ASSIGNED TASK: Within the listing below, please show every line carrying the string "data".

··· PROVIDED RECORDS

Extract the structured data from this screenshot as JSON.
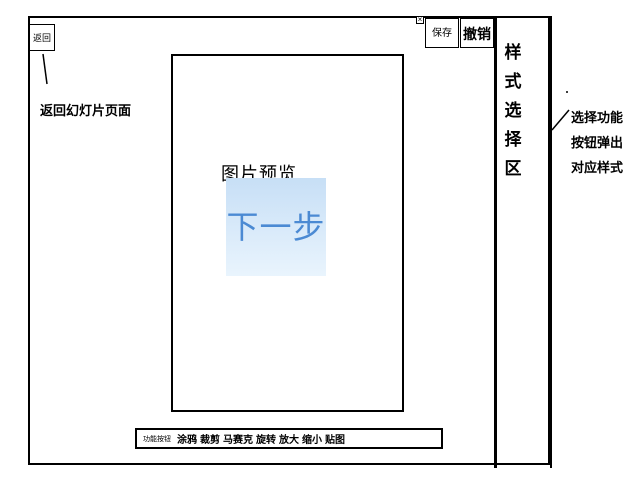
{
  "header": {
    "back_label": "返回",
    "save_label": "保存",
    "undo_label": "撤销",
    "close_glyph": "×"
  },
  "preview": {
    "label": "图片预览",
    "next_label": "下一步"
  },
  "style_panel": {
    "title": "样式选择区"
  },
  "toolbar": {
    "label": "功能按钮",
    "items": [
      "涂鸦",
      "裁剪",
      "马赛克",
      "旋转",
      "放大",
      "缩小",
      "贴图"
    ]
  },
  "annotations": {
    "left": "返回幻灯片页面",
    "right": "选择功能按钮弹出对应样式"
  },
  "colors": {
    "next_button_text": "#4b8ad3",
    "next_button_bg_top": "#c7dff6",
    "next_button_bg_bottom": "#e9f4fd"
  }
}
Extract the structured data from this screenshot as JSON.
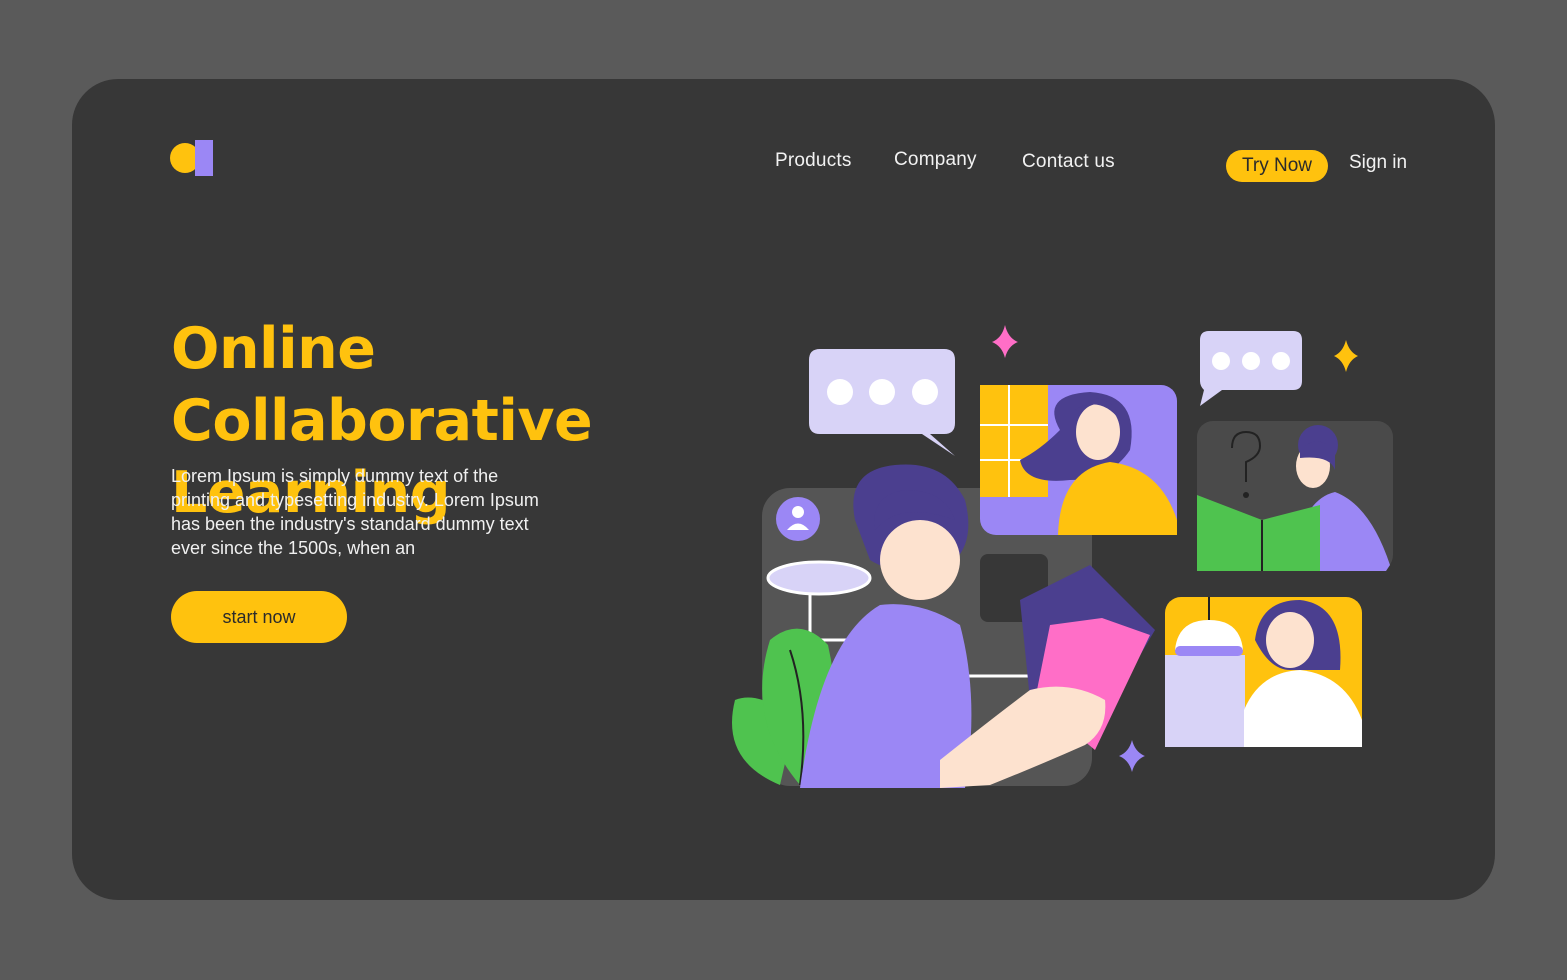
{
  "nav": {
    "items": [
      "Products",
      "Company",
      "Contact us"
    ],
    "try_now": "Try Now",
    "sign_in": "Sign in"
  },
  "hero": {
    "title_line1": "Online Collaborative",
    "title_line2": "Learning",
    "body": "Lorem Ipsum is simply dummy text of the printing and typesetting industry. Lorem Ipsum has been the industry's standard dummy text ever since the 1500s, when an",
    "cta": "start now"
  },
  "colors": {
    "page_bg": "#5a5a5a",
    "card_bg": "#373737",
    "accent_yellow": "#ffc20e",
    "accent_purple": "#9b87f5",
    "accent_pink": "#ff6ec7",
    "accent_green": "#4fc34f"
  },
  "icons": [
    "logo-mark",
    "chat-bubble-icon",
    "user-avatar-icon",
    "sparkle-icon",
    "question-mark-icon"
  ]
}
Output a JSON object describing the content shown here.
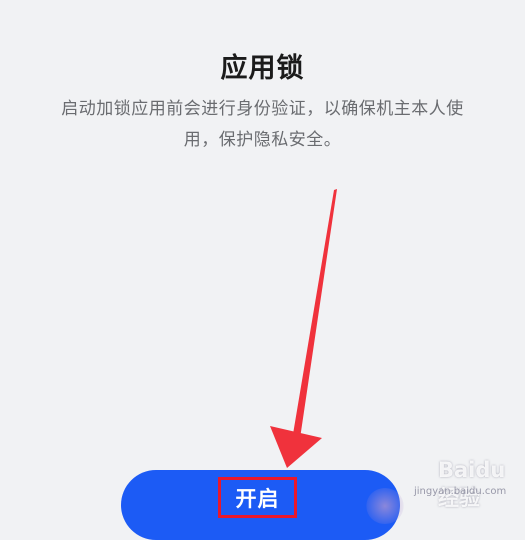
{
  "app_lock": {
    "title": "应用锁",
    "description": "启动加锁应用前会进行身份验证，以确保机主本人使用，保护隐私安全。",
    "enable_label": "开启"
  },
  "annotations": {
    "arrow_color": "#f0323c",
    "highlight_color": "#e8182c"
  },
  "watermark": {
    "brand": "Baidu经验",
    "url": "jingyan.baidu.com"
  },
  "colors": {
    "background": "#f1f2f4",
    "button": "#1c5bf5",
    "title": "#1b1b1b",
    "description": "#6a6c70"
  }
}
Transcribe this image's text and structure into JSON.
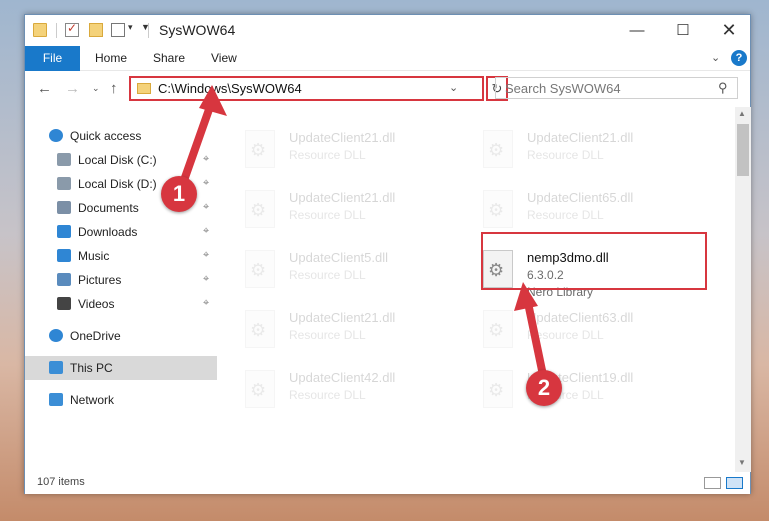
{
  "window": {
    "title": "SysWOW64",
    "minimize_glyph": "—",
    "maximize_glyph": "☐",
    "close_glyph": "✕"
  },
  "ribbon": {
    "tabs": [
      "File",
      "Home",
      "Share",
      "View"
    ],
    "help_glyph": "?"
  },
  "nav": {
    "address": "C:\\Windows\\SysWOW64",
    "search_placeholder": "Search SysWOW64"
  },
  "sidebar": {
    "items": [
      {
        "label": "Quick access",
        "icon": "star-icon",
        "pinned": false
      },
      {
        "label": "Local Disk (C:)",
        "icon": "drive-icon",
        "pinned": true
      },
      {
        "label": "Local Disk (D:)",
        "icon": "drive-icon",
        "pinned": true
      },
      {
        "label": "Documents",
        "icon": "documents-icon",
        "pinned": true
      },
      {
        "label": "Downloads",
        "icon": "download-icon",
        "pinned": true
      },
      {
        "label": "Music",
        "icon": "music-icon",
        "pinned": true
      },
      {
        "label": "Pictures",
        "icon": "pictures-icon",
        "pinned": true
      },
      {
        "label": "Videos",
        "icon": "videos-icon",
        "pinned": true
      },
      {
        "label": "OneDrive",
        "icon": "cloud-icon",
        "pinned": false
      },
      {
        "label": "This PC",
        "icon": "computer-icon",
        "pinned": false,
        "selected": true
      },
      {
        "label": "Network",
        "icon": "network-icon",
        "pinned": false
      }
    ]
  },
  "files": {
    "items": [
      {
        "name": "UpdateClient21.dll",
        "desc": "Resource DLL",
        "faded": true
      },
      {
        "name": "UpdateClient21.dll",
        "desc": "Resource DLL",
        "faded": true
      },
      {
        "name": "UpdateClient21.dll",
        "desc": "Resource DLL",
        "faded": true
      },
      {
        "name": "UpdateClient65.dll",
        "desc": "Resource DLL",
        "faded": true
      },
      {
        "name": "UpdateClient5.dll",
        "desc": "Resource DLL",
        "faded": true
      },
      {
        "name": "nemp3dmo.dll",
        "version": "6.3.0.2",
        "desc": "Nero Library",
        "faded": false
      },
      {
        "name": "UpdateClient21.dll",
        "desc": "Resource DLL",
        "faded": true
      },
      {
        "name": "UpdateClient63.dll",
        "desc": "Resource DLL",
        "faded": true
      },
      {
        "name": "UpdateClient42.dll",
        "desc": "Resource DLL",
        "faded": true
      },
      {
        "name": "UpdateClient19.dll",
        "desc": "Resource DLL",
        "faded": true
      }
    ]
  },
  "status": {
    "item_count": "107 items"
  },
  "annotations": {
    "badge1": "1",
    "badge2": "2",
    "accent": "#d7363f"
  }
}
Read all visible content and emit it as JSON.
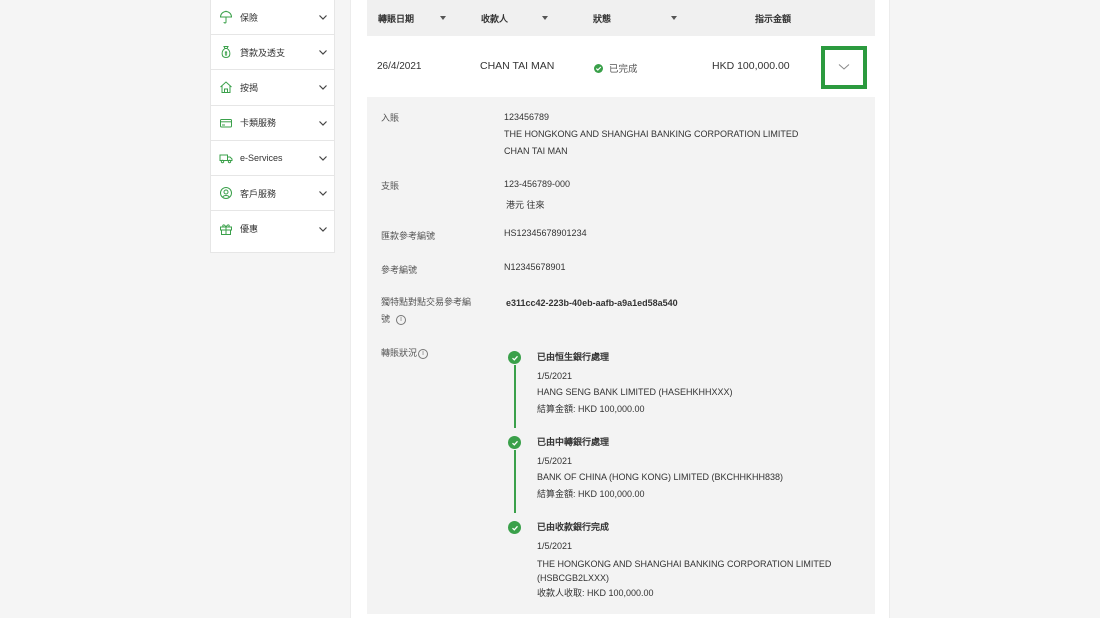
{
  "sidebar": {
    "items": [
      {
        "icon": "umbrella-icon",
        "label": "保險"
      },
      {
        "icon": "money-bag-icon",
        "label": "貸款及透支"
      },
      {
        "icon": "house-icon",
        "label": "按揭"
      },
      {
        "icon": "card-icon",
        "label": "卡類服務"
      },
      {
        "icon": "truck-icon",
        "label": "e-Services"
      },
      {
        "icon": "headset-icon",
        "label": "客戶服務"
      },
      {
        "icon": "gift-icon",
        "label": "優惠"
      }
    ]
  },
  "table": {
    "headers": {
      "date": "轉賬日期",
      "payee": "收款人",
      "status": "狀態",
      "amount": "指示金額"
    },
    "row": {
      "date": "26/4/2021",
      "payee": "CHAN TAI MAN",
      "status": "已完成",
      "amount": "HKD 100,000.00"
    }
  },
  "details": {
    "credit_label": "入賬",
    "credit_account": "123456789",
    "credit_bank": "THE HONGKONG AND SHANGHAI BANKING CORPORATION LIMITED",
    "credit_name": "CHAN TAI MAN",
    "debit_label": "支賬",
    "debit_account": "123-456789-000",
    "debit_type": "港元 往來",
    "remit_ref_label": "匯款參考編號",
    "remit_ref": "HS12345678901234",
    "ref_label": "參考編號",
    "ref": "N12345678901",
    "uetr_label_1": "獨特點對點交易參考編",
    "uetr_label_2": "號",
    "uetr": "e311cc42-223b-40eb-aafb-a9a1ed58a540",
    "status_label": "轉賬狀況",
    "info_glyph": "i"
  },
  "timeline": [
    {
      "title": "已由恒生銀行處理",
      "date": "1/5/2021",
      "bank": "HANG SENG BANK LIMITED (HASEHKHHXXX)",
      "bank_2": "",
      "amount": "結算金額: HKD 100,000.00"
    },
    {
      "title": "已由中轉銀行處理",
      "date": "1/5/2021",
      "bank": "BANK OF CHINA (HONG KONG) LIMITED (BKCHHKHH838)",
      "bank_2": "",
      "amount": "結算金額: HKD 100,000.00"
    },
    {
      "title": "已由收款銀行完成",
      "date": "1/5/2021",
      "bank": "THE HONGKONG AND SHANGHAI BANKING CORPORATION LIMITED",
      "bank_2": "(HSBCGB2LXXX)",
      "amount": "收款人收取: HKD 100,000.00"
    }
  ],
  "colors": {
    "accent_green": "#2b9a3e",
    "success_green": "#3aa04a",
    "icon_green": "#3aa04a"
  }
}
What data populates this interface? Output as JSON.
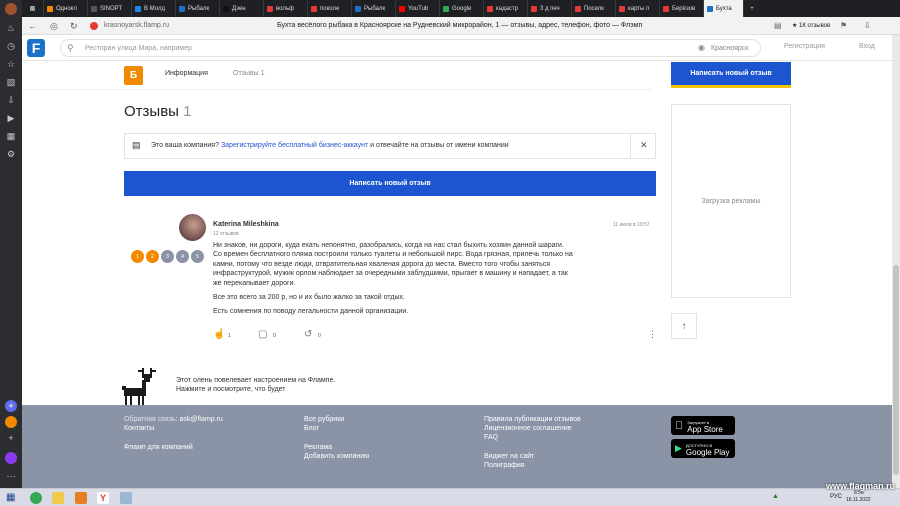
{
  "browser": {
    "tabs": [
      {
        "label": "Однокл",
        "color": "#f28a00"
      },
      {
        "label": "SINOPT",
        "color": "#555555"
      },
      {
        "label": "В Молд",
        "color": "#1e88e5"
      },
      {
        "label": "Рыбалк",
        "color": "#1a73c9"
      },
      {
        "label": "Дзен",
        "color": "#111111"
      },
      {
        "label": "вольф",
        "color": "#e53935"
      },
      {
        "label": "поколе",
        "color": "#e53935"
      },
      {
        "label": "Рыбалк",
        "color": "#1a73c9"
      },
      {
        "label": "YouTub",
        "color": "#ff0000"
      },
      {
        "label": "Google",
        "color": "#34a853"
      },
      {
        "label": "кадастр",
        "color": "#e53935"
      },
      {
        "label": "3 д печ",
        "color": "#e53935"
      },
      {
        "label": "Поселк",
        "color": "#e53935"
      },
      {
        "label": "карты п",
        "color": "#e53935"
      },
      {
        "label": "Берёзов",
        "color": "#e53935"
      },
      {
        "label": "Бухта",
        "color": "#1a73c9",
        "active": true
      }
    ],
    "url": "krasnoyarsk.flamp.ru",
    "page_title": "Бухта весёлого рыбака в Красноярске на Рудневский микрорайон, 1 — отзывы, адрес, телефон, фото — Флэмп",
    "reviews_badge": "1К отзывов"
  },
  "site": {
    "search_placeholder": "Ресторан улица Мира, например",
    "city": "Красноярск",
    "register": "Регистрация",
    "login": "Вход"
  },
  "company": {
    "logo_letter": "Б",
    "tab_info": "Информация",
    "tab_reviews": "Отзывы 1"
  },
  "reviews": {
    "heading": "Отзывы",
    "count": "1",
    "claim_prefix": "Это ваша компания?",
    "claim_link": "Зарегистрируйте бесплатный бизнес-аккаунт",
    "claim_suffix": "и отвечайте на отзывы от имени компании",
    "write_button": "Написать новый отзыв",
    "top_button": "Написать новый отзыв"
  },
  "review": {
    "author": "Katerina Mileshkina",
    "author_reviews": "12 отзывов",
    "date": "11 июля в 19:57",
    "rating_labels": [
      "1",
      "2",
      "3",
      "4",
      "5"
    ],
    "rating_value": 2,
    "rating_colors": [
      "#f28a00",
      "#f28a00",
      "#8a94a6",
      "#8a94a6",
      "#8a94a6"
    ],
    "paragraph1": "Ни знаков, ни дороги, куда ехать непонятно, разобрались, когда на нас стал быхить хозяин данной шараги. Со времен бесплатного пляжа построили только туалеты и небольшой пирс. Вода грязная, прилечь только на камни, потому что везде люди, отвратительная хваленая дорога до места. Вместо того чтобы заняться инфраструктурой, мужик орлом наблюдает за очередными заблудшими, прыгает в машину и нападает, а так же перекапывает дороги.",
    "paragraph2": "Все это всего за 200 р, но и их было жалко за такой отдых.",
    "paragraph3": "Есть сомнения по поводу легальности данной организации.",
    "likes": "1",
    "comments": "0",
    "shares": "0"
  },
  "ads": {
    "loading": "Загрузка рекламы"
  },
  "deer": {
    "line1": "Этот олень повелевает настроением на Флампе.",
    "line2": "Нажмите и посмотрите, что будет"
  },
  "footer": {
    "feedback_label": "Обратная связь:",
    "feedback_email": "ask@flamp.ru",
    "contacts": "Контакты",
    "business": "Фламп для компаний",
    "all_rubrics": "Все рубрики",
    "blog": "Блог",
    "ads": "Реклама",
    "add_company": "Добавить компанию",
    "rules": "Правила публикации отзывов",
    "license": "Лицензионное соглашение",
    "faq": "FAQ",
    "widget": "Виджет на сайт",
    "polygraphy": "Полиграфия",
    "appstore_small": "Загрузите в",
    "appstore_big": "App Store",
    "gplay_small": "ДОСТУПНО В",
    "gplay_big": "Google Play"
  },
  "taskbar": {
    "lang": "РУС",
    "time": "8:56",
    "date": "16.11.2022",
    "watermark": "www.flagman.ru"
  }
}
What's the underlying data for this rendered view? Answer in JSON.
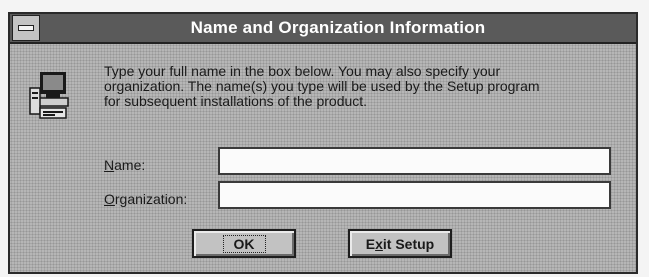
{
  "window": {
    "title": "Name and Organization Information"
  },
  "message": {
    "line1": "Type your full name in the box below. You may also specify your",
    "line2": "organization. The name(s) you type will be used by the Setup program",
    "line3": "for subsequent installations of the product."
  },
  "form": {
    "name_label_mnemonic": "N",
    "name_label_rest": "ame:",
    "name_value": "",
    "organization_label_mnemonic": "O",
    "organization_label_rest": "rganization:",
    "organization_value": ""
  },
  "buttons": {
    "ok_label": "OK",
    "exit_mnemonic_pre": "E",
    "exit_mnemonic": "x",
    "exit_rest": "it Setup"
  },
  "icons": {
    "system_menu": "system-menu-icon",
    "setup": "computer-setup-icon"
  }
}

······

SOLUTION TO THE PROBLEM:
Extract the structured data from this screenshot as JSON.
Extract the structured data from this screenshot as JSON.
What data populates this interface? Output as JSON.
What's the underlying data for this rendered view? Answer in JSON.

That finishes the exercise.